These small balls of mouthwatering goodness from Denmark are an absolute winner for Christmas gatherings or to fill up hungry boys (and their parents). Similar to a pancake, aebleskiver are traditionally served with jam and a sprinkling of icing sugar throughout the Christmas period. We think they’re perfect for any time of year!
Legend has it that aebleskiver date back to the time of the Vikings, when after a hard fought battle, the Vikings returned to their ship to recover and cook pancakes over the fire using their shields that were dented from battle. Whether or not this is true, we will never know as it is lost in thousands of years of Danish folklore.
Around two weeks before Christmas, many Danish families begin the great baking period where they spend countless hours cooking their favourite recipes that have been handed down from generation to generation.
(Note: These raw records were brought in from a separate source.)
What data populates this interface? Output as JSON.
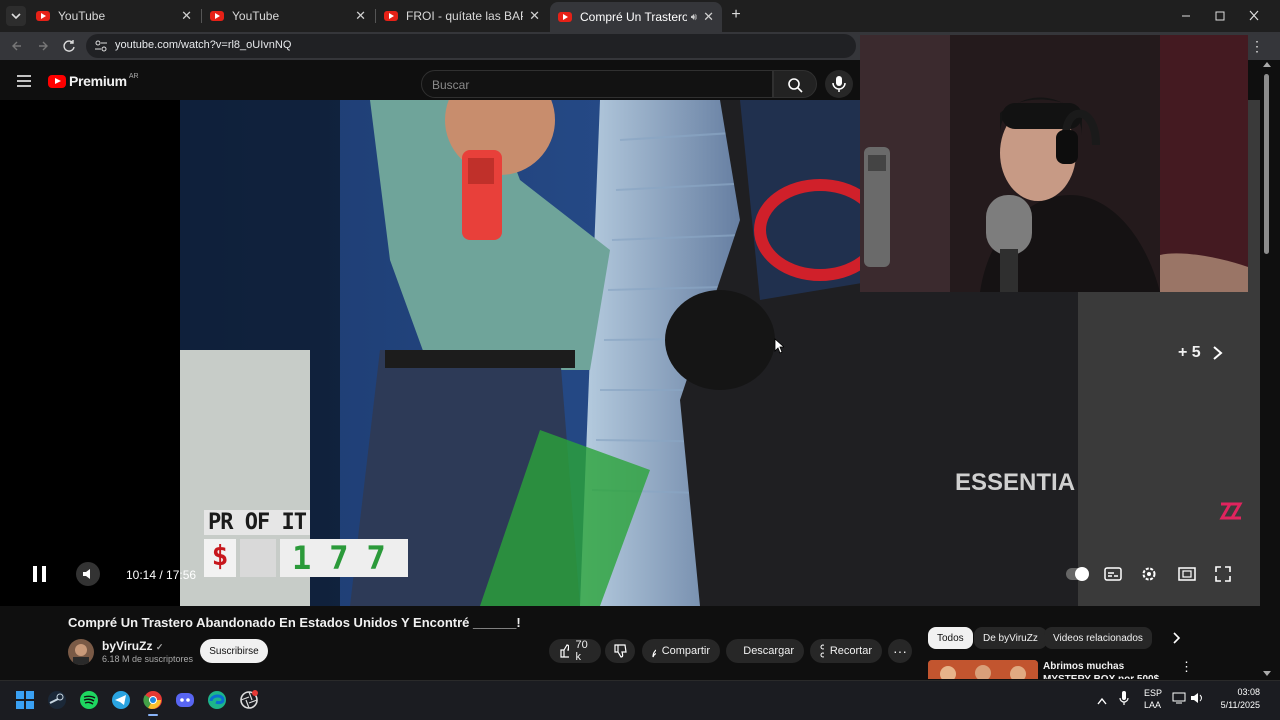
{
  "browser": {
    "tabs": [
      {
        "title": "YouTube",
        "active": false
      },
      {
        "title": "YouTube",
        "active": false
      },
      {
        "title": "FROI - quítate las BAPE (Visualiz",
        "active": false
      },
      {
        "title": "Compré Un Trastero Aband",
        "active": true
      }
    ],
    "url": "youtube.com/watch?v=rl8_oUIvnNQ"
  },
  "youtube": {
    "logo_text": "Premium",
    "region": "AR",
    "search_placeholder": "Buscar"
  },
  "player": {
    "time": "10:14 / 17:56",
    "progress_fraction": 0.57,
    "buffered_fraction": 0.59,
    "end_screen_more": "+ 5",
    "overlay_profit_label": "PR OF IT",
    "overlay_profit_value": "177",
    "overlay_currency": "$",
    "shirt_text": "ESSENTIA"
  },
  "video": {
    "title": "Compré Un Trastero Abandonado En Estados Unidos Y Encontré ______!",
    "channel": "byViruZz",
    "subscribers": "6.18 M de suscriptores",
    "subscribe_label": "Suscribirse",
    "likes": "70 k",
    "share_label": "Compartir",
    "download_label": "Descargar",
    "clip_label": "Recortar"
  },
  "recommendations": {
    "chips": [
      "Todos",
      "De byViruZz",
      "Videos relacionados"
    ],
    "first_title": "Abrimos muchas MYSTERY BOX por 500$"
  },
  "taskbar": {
    "lang_line1": "ESP",
    "lang_line2": "LAA",
    "time": "03:08",
    "date": "5/11/2025"
  },
  "colors": {
    "accent": "#ff0000",
    "background": "#0f0f0f"
  }
}
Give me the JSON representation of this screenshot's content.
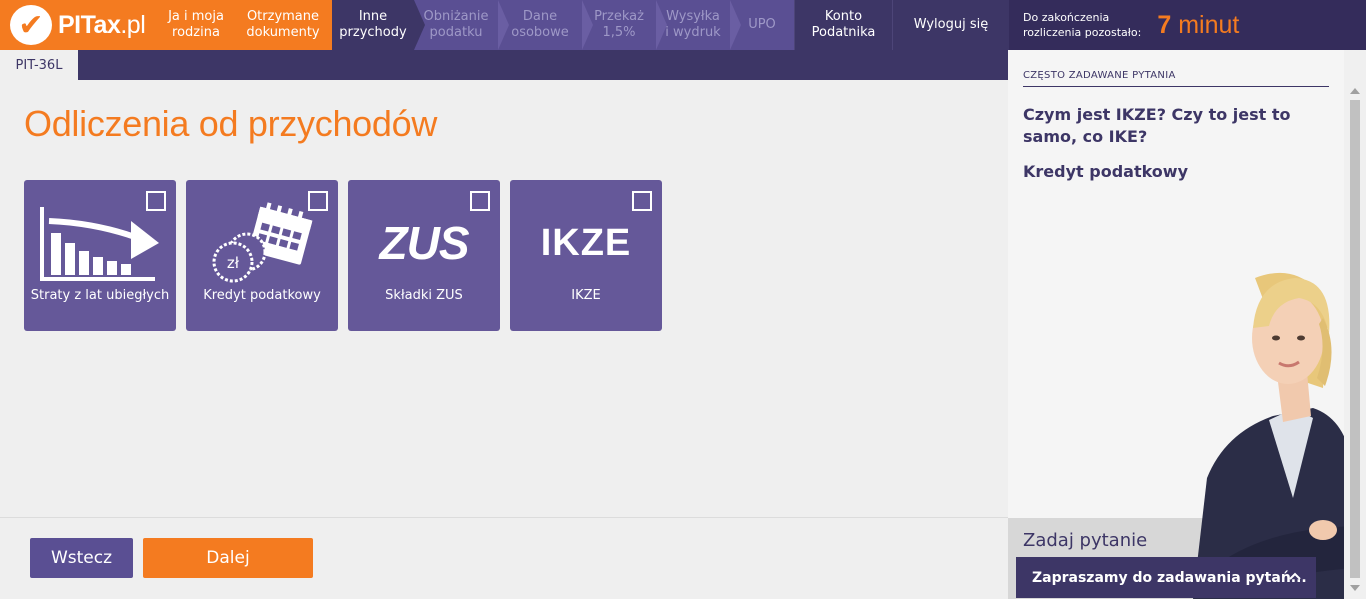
{
  "header": {
    "logo": {
      "mark": "✔",
      "text_bold": "PITax",
      "text_thin": ".pl"
    },
    "steps": [
      {
        "label": "Ja i moja\nrodzina",
        "state": "done"
      },
      {
        "label": "Otrzymane\ndokumenty",
        "state": "done"
      },
      {
        "label": "Inne\nprzychody",
        "state": "active"
      },
      {
        "label": "Obniżanie\npodatku",
        "state": "disabled"
      },
      {
        "label": "Dane\nosobowe",
        "state": "disabled"
      },
      {
        "label": "Przekaż\n1,5%",
        "state": "disabled"
      },
      {
        "label": "Wysyłka\ni wydruk",
        "state": "disabled"
      },
      {
        "label": "UPO",
        "state": "disabled"
      }
    ],
    "account_label": "Konto\nPodatnika",
    "logout_label": "Wyloguj się",
    "timer": {
      "label": "Do zakończenia\nrozliczenia pozostało:",
      "value_number": "7",
      "value_unit": "minut"
    }
  },
  "form_tab": "PIT-36L",
  "main": {
    "title": "Odliczenia od przychodów",
    "tiles": [
      {
        "label": "Straty z lat ubiegłych",
        "icon": "chart-arrow-icon",
        "checked": false
      },
      {
        "label": "Kredyt podatkowy",
        "icon": "calendar-coins-icon",
        "checked": false,
        "icon_text": "zł"
      },
      {
        "label": "Składki ZUS",
        "icon": "zus-logo-icon",
        "checked": false,
        "icon_text": "ZUS"
      },
      {
        "label": "IKZE",
        "icon": "ikze-logo-icon",
        "checked": false,
        "icon_text": "IKZE"
      }
    ],
    "back_label": "Wstecz",
    "next_label": "Dalej"
  },
  "sidebar": {
    "faq_heading": "CZĘSTO ZADAWANE PYTANIA",
    "faq_items": [
      "Czym jest IKZE? Czy to jest to samo, co IKE?",
      "Kredyt podatkowy"
    ],
    "ask_label": "Zadaj pytanie",
    "chat_label": "Zapraszamy do zadawania pytań...",
    "chat_chevron": "^"
  },
  "colors": {
    "brand_orange": "#f47b20",
    "brand_purple": "#3d3666",
    "tile_purple": "#655899"
  }
}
Aebleskiver (meaning apple slices) is one of these and although the original recipe contained little pieces of apple, today’s recipe is typically baked without.
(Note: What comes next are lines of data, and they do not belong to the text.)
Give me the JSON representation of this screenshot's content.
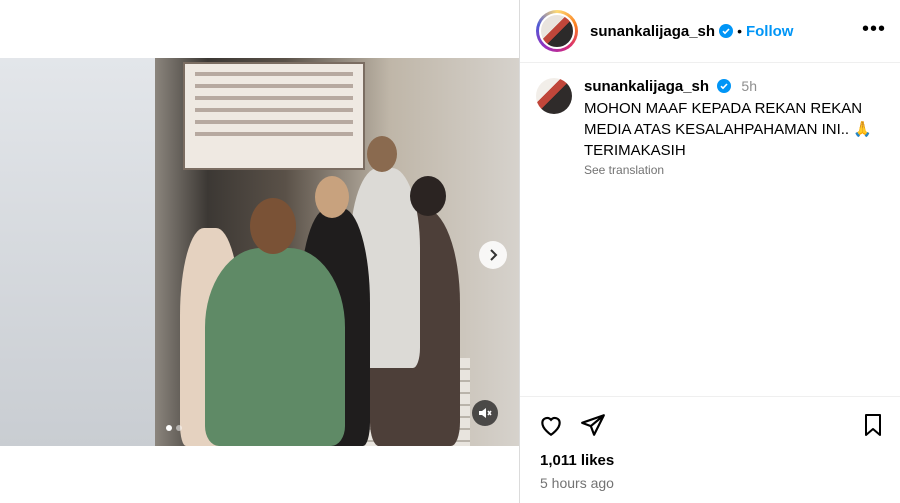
{
  "post": {
    "username": "sunankalijaga_sh",
    "separator": "•",
    "follow_label": "Follow",
    "more_icon": "more-options-icon",
    "time": "5h",
    "caption_lines": [
      "MOHON MAAF KEPADA REKAN REKAN",
      "MEDIA ATAS KESALAHPAHAMAN INI.. 🙏",
      "TERIMAKASIH"
    ],
    "see_translation": "See translation",
    "likes": "1,011 likes",
    "posted_ago": "5 hours ago"
  },
  "media": {
    "carousel_index": 1,
    "carousel_count": 2,
    "next_icon": "chevron-right-icon",
    "mute_icon": "speaker-muted-icon"
  },
  "colors": {
    "accent": "#0095f6",
    "verified": "#0095f6"
  }
}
For this recipe, you will need to use an aebleskiver pan, which can be purchased online or at selected kitchen stores. We think it’s worth the investment (but we’re biased because they taste so good).
60 grams butter (melted) plus extra for cooking
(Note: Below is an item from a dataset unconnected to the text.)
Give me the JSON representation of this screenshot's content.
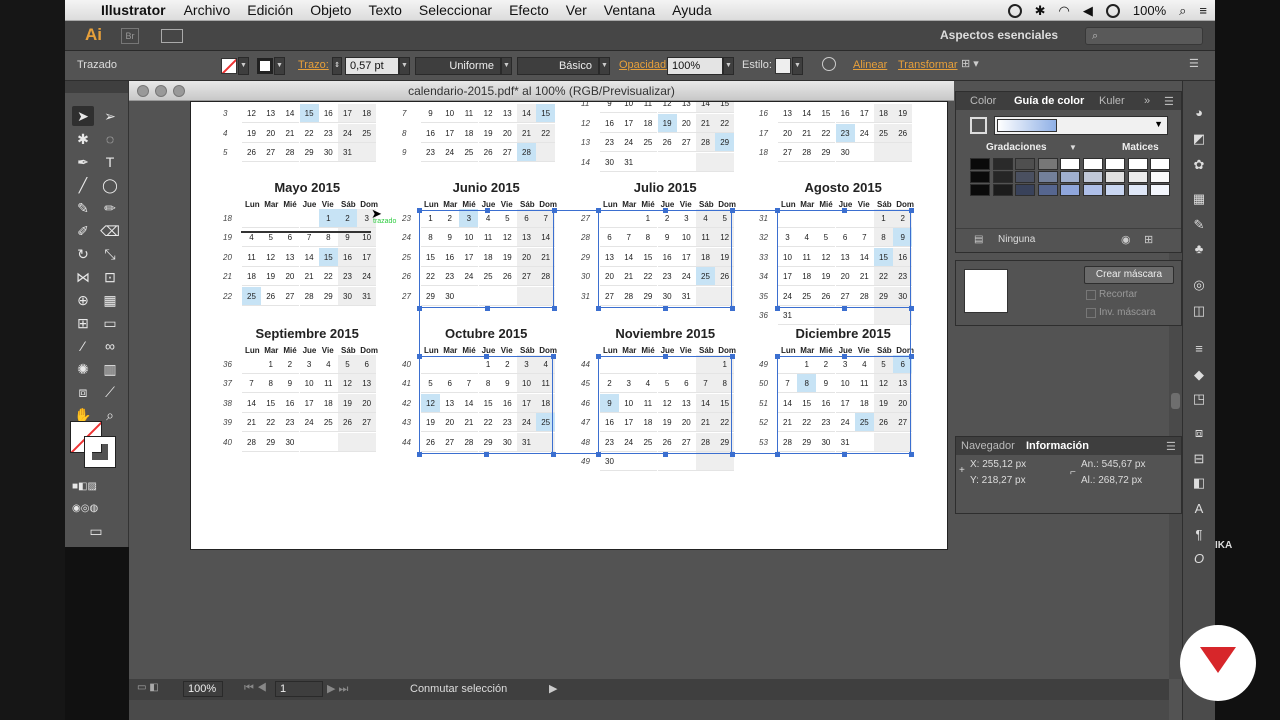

2 cups plain (all-purpose) flour
2 teaspoons baking powder
2 cups buttermilk
pinch of salt
3 eggs (separate yolk and white)
2 tablespoons caster sugar
Melt butter and place to the side to cool.
Mix the egg yolks with the flour, baking powder, buttermilk, and salt until smooth. Add the cooled butter and mix. Set aside this batter for 30 minutes so the baking powder will do its thing.
In a separate clean, dry bowl, beat the egg whites and sugar until they are fluffy and stiff.
Then use a wooden spoon (or similar) to slowly fold the egg white mixture through the batter.
Heat the aebleskiver pan on medium heat and add a small piece of butter to each hole.
Fill each hole nearly to the top with batter.
When the bottom starts to brown slightly and is firm, turn the aebleskiver 90 degrees (so half of it is sticking out of the pan). Traditionally the Danes use a knitting needle to turn the aebleskiver but if you don’t have one handy (like us), then use a metal or wooden skewer.
Continue cooking and turning until they are a full ball shape and have a light brown crust all over. They are fully cooked when the knitting needle or skewer comes out clean when stuck in the middle.
Serve your aebleskiver warm with jam and icing sugar.
Are your kids into LEGO? Take a look at our review on the 8 LEGOLAND theme parks around the world